Certainly the notion that a “Princess Movie” should seek to empower young women is perhaps the biggest obstacle for an old picture like Snow White and the Seven Dwarfs to be enjoyed by a modern audience. As an amateur animation historian, I enjoy this picture for the story behind the scenes, the real-world struggle to get it made and the fantastic artistic results. As for the actual story within the film, I do recognize the short-comings of the Snow White character. While it’s not a bad message to encourage unfailing optimism, like a character hoping against hope that their life will improve if they stay the course and be a good person, it is a bit unfortunate to see a young woman simply rely on a prince to carry them off to the happily ever after. I suppose it would have been nice to see more resolve from the title character. Instead of running off like a frightened child she could have shown some determination or maybe even fought off her attacker. The short run time necessitates a hastening of the romance in basically all of these films, so that part I can forgive. As a “Princess Move” though, Snow White is guilty of many of that genre’s sins. When compared with Disney’s other films, I’d probably slide the character ahead of the rather boring Aurora, but behind Cinderella who is at least more sympathetic given her relationship with her step-mother is explored in greater depth than what we have here.

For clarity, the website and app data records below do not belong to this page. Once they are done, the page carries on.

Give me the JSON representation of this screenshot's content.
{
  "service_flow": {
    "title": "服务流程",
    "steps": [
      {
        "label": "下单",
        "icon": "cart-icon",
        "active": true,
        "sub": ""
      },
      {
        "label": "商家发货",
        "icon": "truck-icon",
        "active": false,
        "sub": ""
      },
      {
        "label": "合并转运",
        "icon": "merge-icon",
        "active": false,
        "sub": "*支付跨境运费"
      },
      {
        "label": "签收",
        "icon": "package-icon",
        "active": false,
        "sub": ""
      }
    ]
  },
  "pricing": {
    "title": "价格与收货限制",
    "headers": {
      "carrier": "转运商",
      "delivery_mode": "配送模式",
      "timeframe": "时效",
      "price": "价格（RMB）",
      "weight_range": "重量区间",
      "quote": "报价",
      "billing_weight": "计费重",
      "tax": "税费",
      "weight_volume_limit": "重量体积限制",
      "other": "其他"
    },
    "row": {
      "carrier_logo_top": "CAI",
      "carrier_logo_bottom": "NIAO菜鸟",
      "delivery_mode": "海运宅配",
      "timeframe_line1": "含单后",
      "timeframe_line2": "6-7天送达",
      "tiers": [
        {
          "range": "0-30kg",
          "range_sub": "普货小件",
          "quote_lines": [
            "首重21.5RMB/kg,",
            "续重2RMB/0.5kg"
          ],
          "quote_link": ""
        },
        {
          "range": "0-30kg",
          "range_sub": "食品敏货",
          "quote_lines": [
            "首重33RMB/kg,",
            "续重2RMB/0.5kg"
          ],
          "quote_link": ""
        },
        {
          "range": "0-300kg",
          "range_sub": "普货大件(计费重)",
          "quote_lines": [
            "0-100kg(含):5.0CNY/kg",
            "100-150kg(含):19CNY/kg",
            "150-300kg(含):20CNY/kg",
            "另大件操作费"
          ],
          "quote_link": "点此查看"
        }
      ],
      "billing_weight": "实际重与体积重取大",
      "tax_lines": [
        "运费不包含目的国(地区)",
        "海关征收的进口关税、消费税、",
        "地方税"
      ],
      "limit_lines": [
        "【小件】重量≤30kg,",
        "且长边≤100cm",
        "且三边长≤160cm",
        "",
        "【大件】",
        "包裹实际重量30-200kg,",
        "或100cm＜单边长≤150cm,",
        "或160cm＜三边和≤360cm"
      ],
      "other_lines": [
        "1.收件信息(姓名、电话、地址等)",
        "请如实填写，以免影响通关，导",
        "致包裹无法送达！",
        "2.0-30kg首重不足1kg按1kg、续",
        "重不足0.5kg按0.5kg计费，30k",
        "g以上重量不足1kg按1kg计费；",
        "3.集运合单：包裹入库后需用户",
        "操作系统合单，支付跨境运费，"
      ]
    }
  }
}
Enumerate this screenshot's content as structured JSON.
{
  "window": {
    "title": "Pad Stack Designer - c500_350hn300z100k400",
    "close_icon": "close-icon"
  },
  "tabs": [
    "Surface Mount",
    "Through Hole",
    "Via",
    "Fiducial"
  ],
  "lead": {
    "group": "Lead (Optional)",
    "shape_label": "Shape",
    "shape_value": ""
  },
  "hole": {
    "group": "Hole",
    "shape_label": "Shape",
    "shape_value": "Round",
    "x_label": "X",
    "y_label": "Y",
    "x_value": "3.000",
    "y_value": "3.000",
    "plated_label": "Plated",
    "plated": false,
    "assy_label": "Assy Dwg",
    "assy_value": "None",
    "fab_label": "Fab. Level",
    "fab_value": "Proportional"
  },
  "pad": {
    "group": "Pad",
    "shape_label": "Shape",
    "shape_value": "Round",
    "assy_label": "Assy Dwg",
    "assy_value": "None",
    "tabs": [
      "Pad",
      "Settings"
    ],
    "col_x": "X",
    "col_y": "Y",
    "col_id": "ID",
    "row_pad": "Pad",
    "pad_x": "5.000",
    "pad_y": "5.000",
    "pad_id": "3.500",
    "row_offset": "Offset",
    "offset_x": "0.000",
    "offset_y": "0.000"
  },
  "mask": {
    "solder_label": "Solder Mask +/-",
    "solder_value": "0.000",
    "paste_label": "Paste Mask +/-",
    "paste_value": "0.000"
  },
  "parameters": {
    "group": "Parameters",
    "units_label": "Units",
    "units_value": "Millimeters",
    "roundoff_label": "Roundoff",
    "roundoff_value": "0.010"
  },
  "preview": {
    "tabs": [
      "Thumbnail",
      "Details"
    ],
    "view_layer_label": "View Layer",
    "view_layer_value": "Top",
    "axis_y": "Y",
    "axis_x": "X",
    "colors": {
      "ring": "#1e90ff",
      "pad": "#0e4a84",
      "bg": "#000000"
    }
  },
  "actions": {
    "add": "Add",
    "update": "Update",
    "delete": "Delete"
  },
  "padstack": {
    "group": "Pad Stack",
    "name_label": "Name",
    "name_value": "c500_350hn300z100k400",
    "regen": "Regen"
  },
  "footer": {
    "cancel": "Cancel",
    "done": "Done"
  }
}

Given that there are numerous “Princess Movies” to show your sons and daughters, I don’t think the message contained within Snow White and the Seven Dwarfs is particularly damaging or anything. Today’s kids can find better role models in modern pictures, but I also personally doubt many would seek to truly emulate the characters here because they’re fairly shallow. The dwarfs are the real stars are they’re consistently funny and charming and the Queen is memorable for being scary and cruel sure to leave a mark on a young child. Snow White, by comparison, is a bit boring and her look and even singing are some-what dated and not likely as captivating as modern characters. If your child prefers her to Elsa then consider me surprised. Because the film is a bit slow for children, Snow White and the Seven Dwarfs feels more like a picture that will entertain adults more than children, especially if the audience is just looking to drink-in the glorious animation. As the first feature-length animated production in the US, Snow White and the Seven Dwarfs is definitely worthy. Even with a pedestrian story, it looks fantastic and stands the test of time as a result. I imagine that when production began way back in 1934, that’s exactly what Walt Disney hoped to accomplish. Well done, Mr. Disney.